How to Prevent, Relieve and Heal Mild Poison Ivy –
Try one or more of these natural home remedies.
- Wear gloves and heavy clothing when outdoors in areas that poison ivy may grow. Don’t rub bare skin with gloves. Wash clothing, and clean garden tools with rubbing alcohol after using.
- Wear gloves to bathe your furry pet, if you suspect it been near a poisonous plant.
- If you come in contact with a poison ivy plant, herbalists recommend breaking open a stem of a jewelweed plant and rubbing the juice on the affected skin, immediately to prevent the itchy rash. Jewelweed grows wild along our spring branch and creek in the summer. If you don't have any growing on your property, keep a bar of jewelweed soap on hand. Bathe with jewelweed soap after working outdoors where poison ivy grows.

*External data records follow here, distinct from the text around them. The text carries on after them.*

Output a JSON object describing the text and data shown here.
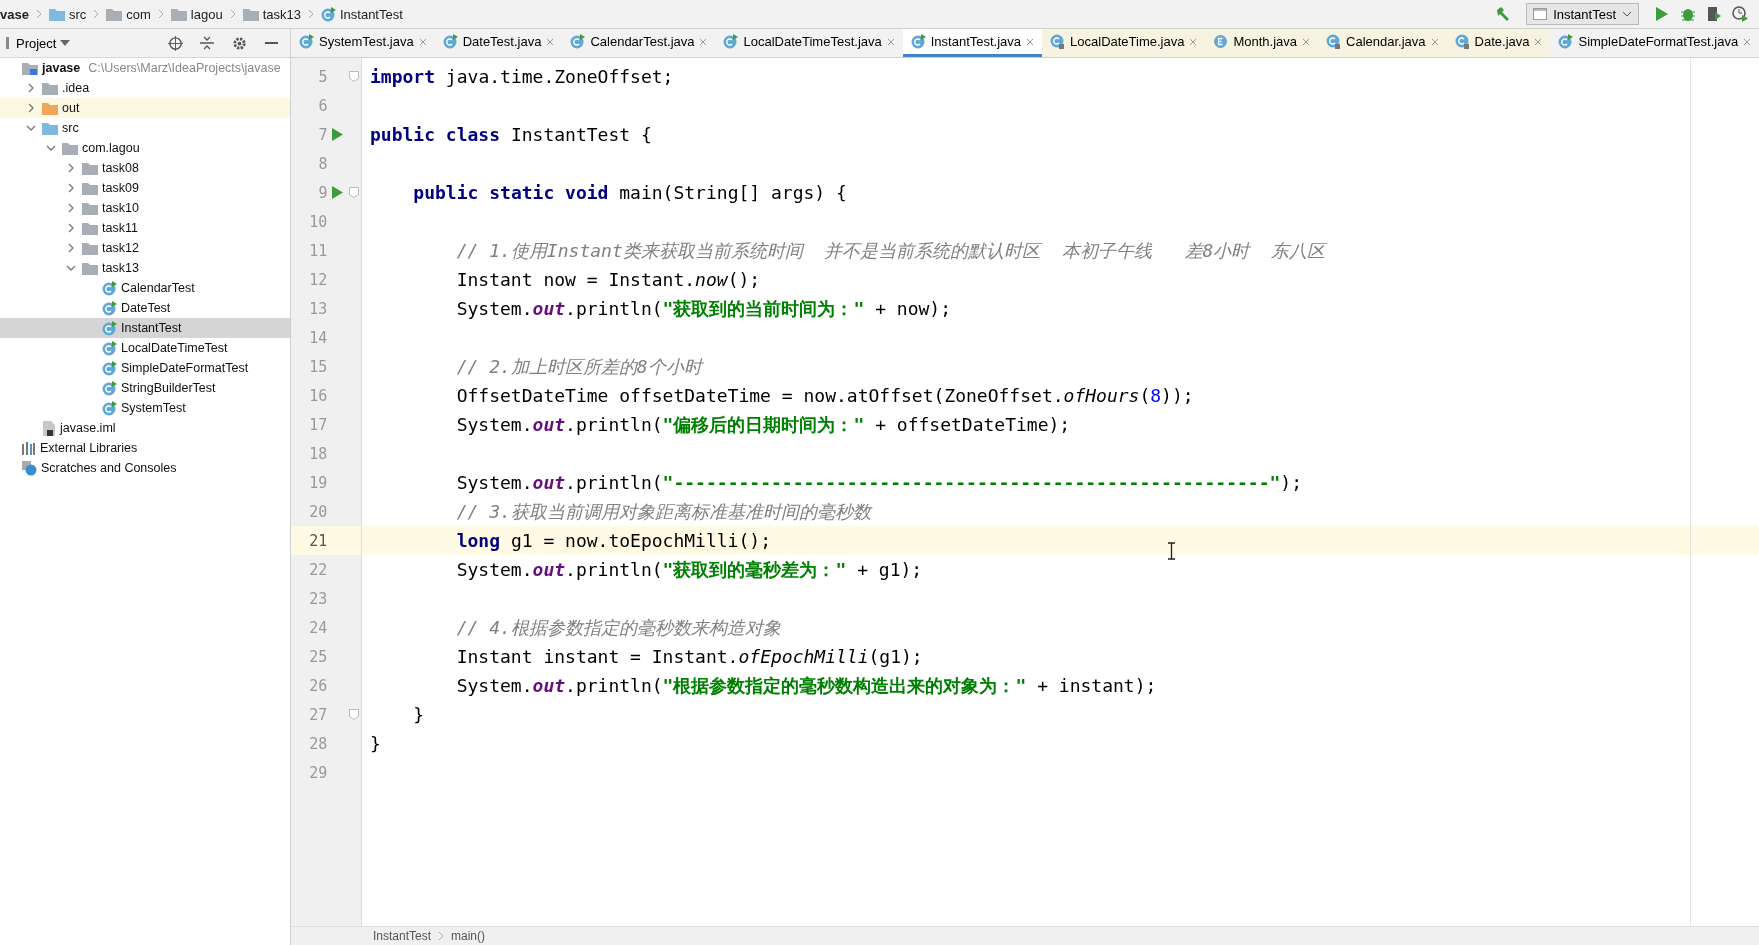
{
  "breadcrumbs": [
    {
      "label": "vase",
      "kind": "module"
    },
    {
      "label": "src",
      "kind": "source"
    },
    {
      "label": "com",
      "kind": "folder"
    },
    {
      "label": "lagou",
      "kind": "folder"
    },
    {
      "label": "task13",
      "kind": "folder"
    },
    {
      "label": "InstantTest",
      "kind": "class"
    }
  ],
  "run_config": {
    "label": "InstantTest"
  },
  "project_panel": {
    "title": "Project"
  },
  "tree": [
    {
      "label": "javase",
      "kind": "module",
      "path": "C:\\Users\\Marz\\IdeaProjects\\javase",
      "selected": false,
      "highlighted": false,
      "children": [
        {
          "label": ".idea",
          "kind": "folder",
          "expanded": false,
          "selected": false,
          "highlighted": false
        },
        {
          "label": "out",
          "kind": "excluded",
          "expanded": false,
          "selected": false,
          "highlighted": true
        },
        {
          "label": "src",
          "kind": "source",
          "expanded": true,
          "selected": false,
          "highlighted": false,
          "children": [
            {
              "label": "com.lagou",
              "kind": "package",
              "expanded": true,
              "selected": false,
              "highlighted": false,
              "children": [
                {
                  "label": "task08",
                  "kind": "package",
                  "expanded": false,
                  "selected": false,
                  "highlighted": false
                },
                {
                  "label": "task09",
                  "kind": "package",
                  "expanded": false,
                  "selected": false,
                  "highlighted": false
                },
                {
                  "label": "task10",
                  "kind": "package",
                  "expanded": false,
                  "selected": false,
                  "highlighted": false
                },
                {
                  "label": "task11",
                  "kind": "package",
                  "expanded": false,
                  "selected": false,
                  "highlighted": false
                },
                {
                  "label": "task12",
                  "kind": "package",
                  "expanded": false,
                  "selected": false,
                  "highlighted": false
                },
                {
                  "label": "task13",
                  "kind": "package",
                  "expanded": true,
                  "selected": false,
                  "highlighted": false,
                  "children": [
                    {
                      "label": "CalendarTest",
                      "kind": "class",
                      "selected": false,
                      "highlighted": false
                    },
                    {
                      "label": "DateTest",
                      "kind": "class",
                      "selected": false,
                      "highlighted": false
                    },
                    {
                      "label": "InstantTest",
                      "kind": "class",
                      "selected": true,
                      "highlighted": false
                    },
                    {
                      "label": "LocalDateTimeTest",
                      "kind": "class",
                      "selected": false,
                      "highlighted": false
                    },
                    {
                      "label": "SimpleDateFormatTest",
                      "kind": "class",
                      "selected": false,
                      "highlighted": false
                    },
                    {
                      "label": "StringBuilderTest",
                      "kind": "class",
                      "selected": false,
                      "highlighted": false
                    },
                    {
                      "label": "SystemTest",
                      "kind": "class",
                      "selected": false,
                      "highlighted": false
                    }
                  ]
                }
              ]
            }
          ]
        },
        {
          "label": "javase.iml",
          "kind": "iml",
          "selected": false,
          "highlighted": false
        }
      ]
    },
    {
      "label": "External Libraries",
      "kind": "libraries",
      "selected": false,
      "highlighted": false
    },
    {
      "label": "Scratches and Consoles",
      "kind": "scratches",
      "selected": false,
      "highlighted": false
    }
  ],
  "tabs": [
    {
      "label": "SystemTest.java",
      "kind": "class",
      "selected": false
    },
    {
      "label": "DateTest.java",
      "kind": "class",
      "selected": false
    },
    {
      "label": "CalendarTest.java",
      "kind": "class",
      "selected": false
    },
    {
      "label": "LocalDateTimeTest.java",
      "kind": "class",
      "selected": false
    },
    {
      "label": "InstantTest.java",
      "kind": "class",
      "selected": true
    },
    {
      "label": "LocalDateTime.java",
      "kind": "library",
      "selected": false
    },
    {
      "label": "Month.java",
      "kind": "enum",
      "selected": false
    },
    {
      "label": "Calendar.java",
      "kind": "library",
      "selected": false
    },
    {
      "label": "Date.java",
      "kind": "library",
      "selected": false
    },
    {
      "label": "SimpleDateFormatTest.java",
      "kind": "class",
      "selected": false
    }
  ],
  "code_lines": [
    {
      "number": "5",
      "kind": "file",
      "fold": true,
      "run": false,
      "current": false,
      "tokens": [
        {
          "kind": "keyword",
          "text": "import"
        },
        {
          "kind": "plain",
          "text": " java.time.ZoneOffset;"
        }
      ]
    },
    {
      "number": "6",
      "kind": "file",
      "fold": false,
      "run": false,
      "current": false
    },
    {
      "number": "7",
      "kind": "file",
      "fold": false,
      "run": true,
      "current": false,
      "tokens": [
        {
          "kind": "keyword",
          "text": "public class"
        },
        {
          "kind": "plain",
          "text": " InstantTest {"
        }
      ]
    },
    {
      "number": "8",
      "kind": "file",
      "fold": false,
      "run": false,
      "current": false
    },
    {
      "number": "9",
      "kind": "member",
      "fold": true,
      "run": true,
      "current": false,
      "tokens": [
        {
          "kind": "keyword",
          "text": "public static void"
        },
        {
          "kind": "plain",
          "text": " main(String[] args) {"
        }
      ]
    },
    {
      "number": "10",
      "kind": "file",
      "fold": false,
      "run": false,
      "current": false
    },
    {
      "number": "11",
      "kind": "statement",
      "fold": false,
      "run": false,
      "current": false,
      "tokens": [
        {
          "kind": "comment",
          "text": "// 1.使用Instant类来获取当前系统时间  并不是当前系统的默认时区  本初子午线   差8小时  东八区"
        }
      ]
    },
    {
      "number": "12",
      "kind": "statement",
      "fold": false,
      "run": false,
      "current": false,
      "tokens": [
        {
          "kind": "plain",
          "text": "Instant now = Instant."
        },
        {
          "kind": "static-method",
          "text": "now"
        },
        {
          "kind": "plain",
          "text": "();"
        }
      ]
    },
    {
      "number": "13",
      "kind": "statement",
      "fold": false,
      "run": false,
      "current": false,
      "tokens": [
        {
          "kind": "plain",
          "text": "System."
        },
        {
          "kind": "static-field",
          "text": "out"
        },
        {
          "kind": "plain",
          "text": ".println("
        },
        {
          "kind": "string",
          "text": "\"获取到的当前时间为：\""
        },
        {
          "kind": "plain",
          "text": " + now);"
        }
      ]
    },
    {
      "number": "14",
      "kind": "file",
      "fold": false,
      "run": false,
      "current": false
    },
    {
      "number": "15",
      "kind": "statement",
      "fold": false,
      "run": false,
      "current": false,
      "tokens": [
        {
          "kind": "comment",
          "text": "// 2.加上时区所差的8个小时"
        }
      ]
    },
    {
      "number": "16",
      "kind": "statement",
      "fold": false,
      "run": false,
      "current": false,
      "tokens": [
        {
          "kind": "plain",
          "text": "OffsetDateTime offsetDateTime = now.atOffset(ZoneOffset."
        },
        {
          "kind": "static-method",
          "text": "ofHours"
        },
        {
          "kind": "plain",
          "text": "("
        },
        {
          "kind": "number",
          "text": "8"
        },
        {
          "kind": "plain",
          "text": "));"
        }
      ]
    },
    {
      "number": "17",
      "kind": "statement",
      "fold": false,
      "run": false,
      "current": false,
      "tokens": [
        {
          "kind": "plain",
          "text": "System."
        },
        {
          "kind": "static-field",
          "text": "out"
        },
        {
          "kind": "plain",
          "text": ".println("
        },
        {
          "kind": "string",
          "text": "\"偏移后的日期时间为：\""
        },
        {
          "kind": "plain",
          "text": " + offsetDateTime);"
        }
      ]
    },
    {
      "number": "18",
      "kind": "file",
      "fold": false,
      "run": false,
      "current": false
    },
    {
      "number": "19",
      "kind": "statement",
      "fold": false,
      "run": false,
      "current": false,
      "tokens": [
        {
          "kind": "plain",
          "text": "System."
        },
        {
          "kind": "static-field",
          "text": "out"
        },
        {
          "kind": "plain",
          "text": ".println("
        },
        {
          "kind": "string",
          "text": "\"-------------------------------------------------------\""
        },
        {
          "kind": "plain",
          "text": ");"
        }
      ]
    },
    {
      "number": "20",
      "kind": "statement",
      "fold": false,
      "run": false,
      "current": false,
      "tokens": [
        {
          "kind": "comment",
          "text": "// 3.获取当前调用对象距离标准基准时间的毫秒数"
        }
      ]
    },
    {
      "number": "21",
      "kind": "statement",
      "fold": false,
      "run": false,
      "current": true,
      "tokens": [
        {
          "kind": "keyword",
          "text": "long"
        },
        {
          "kind": "plain",
          "text": " g1 = now.toEpochMilli();"
        }
      ]
    },
    {
      "number": "22",
      "kind": "statement",
      "fold": false,
      "run": false,
      "current": false,
      "tokens": [
        {
          "kind": "plain",
          "text": "System."
        },
        {
          "kind": "static-field",
          "text": "out"
        },
        {
          "kind": "plain",
          "text": ".println("
        },
        {
          "kind": "string",
          "text": "\"获取到的毫秒差为：\""
        },
        {
          "kind": "plain",
          "text": " + g1);"
        }
      ]
    },
    {
      "number": "23",
      "kind": "file",
      "fold": false,
      "run": false,
      "current": false
    },
    {
      "number": "24",
      "kind": "statement",
      "fold": false,
      "run": false,
      "current": false,
      "tokens": [
        {
          "kind": "comment",
          "text": "// 4.根据参数指定的毫秒数来构造对象"
        }
      ]
    },
    {
      "number": "25",
      "kind": "statement",
      "fold": false,
      "run": false,
      "current": false,
      "tokens": [
        {
          "kind": "plain",
          "text": "Instant instant = Instant."
        },
        {
          "kind": "static-method",
          "text": "ofEpochMilli"
        },
        {
          "kind": "plain",
          "text": "(g1);"
        }
      ]
    },
    {
      "number": "26",
      "kind": "statement",
      "fold": false,
      "run": false,
      "current": false,
      "tokens": [
        {
          "kind": "plain",
          "text": "System."
        },
        {
          "kind": "static-field",
          "text": "out"
        },
        {
          "kind": "plain",
          "text": ".println("
        },
        {
          "kind": "string",
          "text": "\"根据参数指定的毫秒数构造出来的对象为：\""
        },
        {
          "kind": "plain",
          "text": " + instant);"
        }
      ]
    },
    {
      "number": "27",
      "kind": "member",
      "fold": true,
      "run": false,
      "current": false,
      "tokens": [
        {
          "kind": "plain",
          "text": "}"
        }
      ]
    },
    {
      "number": "28",
      "kind": "file",
      "fold": false,
      "run": false,
      "current": false,
      "tokens": [
        {
          "kind": "plain",
          "text": "}"
        }
      ]
    },
    {
      "number": "29",
      "kind": "file",
      "fold": false,
      "run": false,
      "current": false
    }
  ],
  "editor_breadcrumbs": [
    "InstantTest",
    "main()"
  ]
}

- Bathe daily with jewelweed and oatmeal soap until rash has cleared. Jewelweed, aka as touch-me-not, is a native herb that grows wild in semi-shaded, wet areas, along creeks, streams, ponds, and swamps. It has delicate, trumpet-shaped orange flowers that hummingbirds love. Check with a local handcrafted soap maker or health food store for jewelweed soap. Herbal soaps containing comfrey and plantain are also beneficial for healing skin irritations.
- Sweating causes the itching to increase, so stay out of the hot sun when suffering with a poison ivy rash.
- Take vitamin C supplements twice daily, in the amount your health professional recommends. Vitamin C contains a natural antihistamine which helps reduce swelling and infection.
- Healing Ointment – To a spoon of coconut oil, add two drops each of lavender essential oil, frankincense essential oil, and tea tree essential oil. Rub into the affected skin area to reduce itching and prompt healing.
- Itch Relief Paste – Combine 3 teaspoons of oatmeal, baking soda, or cornstarch with a tablespoon of water and stir. Apply the paste to affected skin area to relieve itching.
- Cover rash area with pure, aloe Vera gel to relieve itching, and promote healing.
- Apply vitamin E oil topically on affected area to heal skin, and prevent scarring.
- Spray liquid silver onto rash to cool and heal.
- Apply Calamine lotion to rash to ease itching. Its drying effect also aides the healing process.
- Splash rubbing alcohol on rash to cool, and ease itching.
Here's to enjoying the great outdoors and taming your landscape this summer without suffering a bout of poison ivy.
Deborah Tukua is the editor of Journey to Natural Living and the author of the healthy fresh from the blender recipe book, Naturally Sweet Blender Treats. She is a freelance writer for the Farmers' Almanac and Chiropractic Economics magazine and author of the book, Marketing Strategies for Chiropractic Success.
Deborah is co-owner of the business, Ultimate H2O Solutions. To read more informative, healthy living articles by D. Tukua, visit her blog, H20 Solutions.